# WHAT THE TASK REQUIRES
In the data below, which lines contain "this"? List them by copying each one.

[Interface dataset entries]
————————

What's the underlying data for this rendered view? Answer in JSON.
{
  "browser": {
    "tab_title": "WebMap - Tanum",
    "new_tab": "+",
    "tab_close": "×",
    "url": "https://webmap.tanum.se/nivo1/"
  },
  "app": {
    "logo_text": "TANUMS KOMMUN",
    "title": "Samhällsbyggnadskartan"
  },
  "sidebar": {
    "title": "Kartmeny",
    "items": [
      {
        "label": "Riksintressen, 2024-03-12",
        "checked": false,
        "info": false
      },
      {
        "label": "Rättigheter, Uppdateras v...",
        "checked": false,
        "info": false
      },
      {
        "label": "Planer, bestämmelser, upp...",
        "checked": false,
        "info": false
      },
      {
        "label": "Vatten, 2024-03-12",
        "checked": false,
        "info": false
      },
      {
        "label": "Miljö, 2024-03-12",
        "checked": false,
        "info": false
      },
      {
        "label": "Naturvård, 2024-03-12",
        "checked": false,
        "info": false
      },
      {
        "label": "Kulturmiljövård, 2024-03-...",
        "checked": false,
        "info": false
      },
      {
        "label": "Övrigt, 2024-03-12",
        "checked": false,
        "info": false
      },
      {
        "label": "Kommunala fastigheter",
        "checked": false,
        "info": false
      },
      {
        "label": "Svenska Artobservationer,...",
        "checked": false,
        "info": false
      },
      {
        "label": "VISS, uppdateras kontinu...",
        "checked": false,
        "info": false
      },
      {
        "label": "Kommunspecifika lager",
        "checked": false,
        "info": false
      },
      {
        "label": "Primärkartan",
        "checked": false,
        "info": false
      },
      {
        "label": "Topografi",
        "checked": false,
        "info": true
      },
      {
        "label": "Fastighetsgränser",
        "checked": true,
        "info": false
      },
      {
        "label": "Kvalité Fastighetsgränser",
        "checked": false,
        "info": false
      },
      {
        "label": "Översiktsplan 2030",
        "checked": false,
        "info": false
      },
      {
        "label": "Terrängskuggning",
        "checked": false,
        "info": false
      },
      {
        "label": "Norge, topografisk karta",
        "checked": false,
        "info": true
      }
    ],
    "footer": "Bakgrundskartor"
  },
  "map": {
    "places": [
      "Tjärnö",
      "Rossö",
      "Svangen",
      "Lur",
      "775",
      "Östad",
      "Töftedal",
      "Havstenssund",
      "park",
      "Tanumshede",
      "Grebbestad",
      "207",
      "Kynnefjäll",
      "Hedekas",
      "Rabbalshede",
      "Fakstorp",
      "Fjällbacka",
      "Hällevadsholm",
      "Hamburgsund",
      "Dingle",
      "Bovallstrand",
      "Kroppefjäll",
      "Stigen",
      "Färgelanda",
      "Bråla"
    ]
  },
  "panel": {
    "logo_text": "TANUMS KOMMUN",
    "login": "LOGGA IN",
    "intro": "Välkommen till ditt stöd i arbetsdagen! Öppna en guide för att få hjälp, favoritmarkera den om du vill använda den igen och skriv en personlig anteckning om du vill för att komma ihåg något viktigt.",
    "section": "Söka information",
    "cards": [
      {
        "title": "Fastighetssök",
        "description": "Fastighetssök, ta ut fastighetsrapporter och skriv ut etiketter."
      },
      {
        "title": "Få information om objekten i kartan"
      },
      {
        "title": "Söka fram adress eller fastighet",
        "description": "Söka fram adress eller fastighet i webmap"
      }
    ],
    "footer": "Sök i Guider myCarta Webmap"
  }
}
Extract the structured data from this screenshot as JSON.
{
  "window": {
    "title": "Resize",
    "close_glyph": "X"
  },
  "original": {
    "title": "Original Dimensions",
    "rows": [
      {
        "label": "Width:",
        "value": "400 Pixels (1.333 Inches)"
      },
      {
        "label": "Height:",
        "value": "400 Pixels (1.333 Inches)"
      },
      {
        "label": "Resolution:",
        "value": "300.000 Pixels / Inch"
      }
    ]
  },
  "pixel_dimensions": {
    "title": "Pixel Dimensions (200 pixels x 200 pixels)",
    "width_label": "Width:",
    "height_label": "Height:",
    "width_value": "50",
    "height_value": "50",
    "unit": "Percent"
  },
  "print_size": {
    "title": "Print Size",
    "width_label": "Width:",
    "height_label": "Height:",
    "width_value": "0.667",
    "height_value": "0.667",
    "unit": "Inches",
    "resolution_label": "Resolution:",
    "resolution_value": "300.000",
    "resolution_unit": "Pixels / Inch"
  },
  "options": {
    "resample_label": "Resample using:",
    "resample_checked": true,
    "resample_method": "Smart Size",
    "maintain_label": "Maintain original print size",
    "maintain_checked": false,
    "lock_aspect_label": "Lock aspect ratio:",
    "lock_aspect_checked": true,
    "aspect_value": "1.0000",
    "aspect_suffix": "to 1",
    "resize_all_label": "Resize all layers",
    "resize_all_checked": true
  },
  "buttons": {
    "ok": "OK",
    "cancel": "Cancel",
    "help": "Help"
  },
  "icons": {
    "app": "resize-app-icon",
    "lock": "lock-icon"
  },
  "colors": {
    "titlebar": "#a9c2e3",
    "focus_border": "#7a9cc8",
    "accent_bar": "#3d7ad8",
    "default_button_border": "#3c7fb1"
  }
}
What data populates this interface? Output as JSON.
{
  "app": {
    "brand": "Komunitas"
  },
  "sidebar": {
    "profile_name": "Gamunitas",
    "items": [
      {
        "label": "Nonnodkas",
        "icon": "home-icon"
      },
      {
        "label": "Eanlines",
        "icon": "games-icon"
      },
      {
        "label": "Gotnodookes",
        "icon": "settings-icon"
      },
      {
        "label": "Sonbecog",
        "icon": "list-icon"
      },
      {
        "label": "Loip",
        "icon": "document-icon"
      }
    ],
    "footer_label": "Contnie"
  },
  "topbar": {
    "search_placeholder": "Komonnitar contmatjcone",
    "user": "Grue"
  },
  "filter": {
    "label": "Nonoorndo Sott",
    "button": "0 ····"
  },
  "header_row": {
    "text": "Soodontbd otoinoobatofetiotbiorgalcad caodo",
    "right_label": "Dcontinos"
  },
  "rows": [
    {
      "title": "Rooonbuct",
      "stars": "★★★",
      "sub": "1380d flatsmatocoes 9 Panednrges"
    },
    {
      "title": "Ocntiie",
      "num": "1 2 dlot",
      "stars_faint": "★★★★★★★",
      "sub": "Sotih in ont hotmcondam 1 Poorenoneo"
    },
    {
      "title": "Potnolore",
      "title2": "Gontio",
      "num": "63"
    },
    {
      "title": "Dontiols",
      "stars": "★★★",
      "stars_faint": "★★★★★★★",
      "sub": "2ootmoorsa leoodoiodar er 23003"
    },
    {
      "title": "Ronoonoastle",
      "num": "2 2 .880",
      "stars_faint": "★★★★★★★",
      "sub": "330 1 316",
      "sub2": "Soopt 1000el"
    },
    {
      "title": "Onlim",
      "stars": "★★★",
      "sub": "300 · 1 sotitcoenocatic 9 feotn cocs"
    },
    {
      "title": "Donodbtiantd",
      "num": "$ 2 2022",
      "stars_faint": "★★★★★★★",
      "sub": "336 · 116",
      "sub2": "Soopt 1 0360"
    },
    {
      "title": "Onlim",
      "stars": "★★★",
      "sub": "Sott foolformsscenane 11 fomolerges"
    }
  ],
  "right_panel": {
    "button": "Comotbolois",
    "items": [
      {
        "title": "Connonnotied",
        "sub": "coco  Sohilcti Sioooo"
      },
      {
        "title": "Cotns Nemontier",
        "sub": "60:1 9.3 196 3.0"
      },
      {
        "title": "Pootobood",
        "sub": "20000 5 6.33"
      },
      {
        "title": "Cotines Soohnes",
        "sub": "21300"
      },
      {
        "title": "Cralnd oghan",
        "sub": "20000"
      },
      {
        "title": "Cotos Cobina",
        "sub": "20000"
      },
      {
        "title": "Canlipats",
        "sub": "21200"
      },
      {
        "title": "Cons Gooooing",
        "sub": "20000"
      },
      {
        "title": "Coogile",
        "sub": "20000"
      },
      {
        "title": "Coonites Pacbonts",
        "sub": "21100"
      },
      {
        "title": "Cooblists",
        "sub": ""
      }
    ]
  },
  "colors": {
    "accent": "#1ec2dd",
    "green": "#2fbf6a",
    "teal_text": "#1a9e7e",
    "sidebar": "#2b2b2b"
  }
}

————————

# ANSWER TO THE PROBLEM
What's the underlying data for this rendered view? Answer in JSON.
Extract the structured data from this screenshot as JSON.
What data populates this interface? Output as JSON.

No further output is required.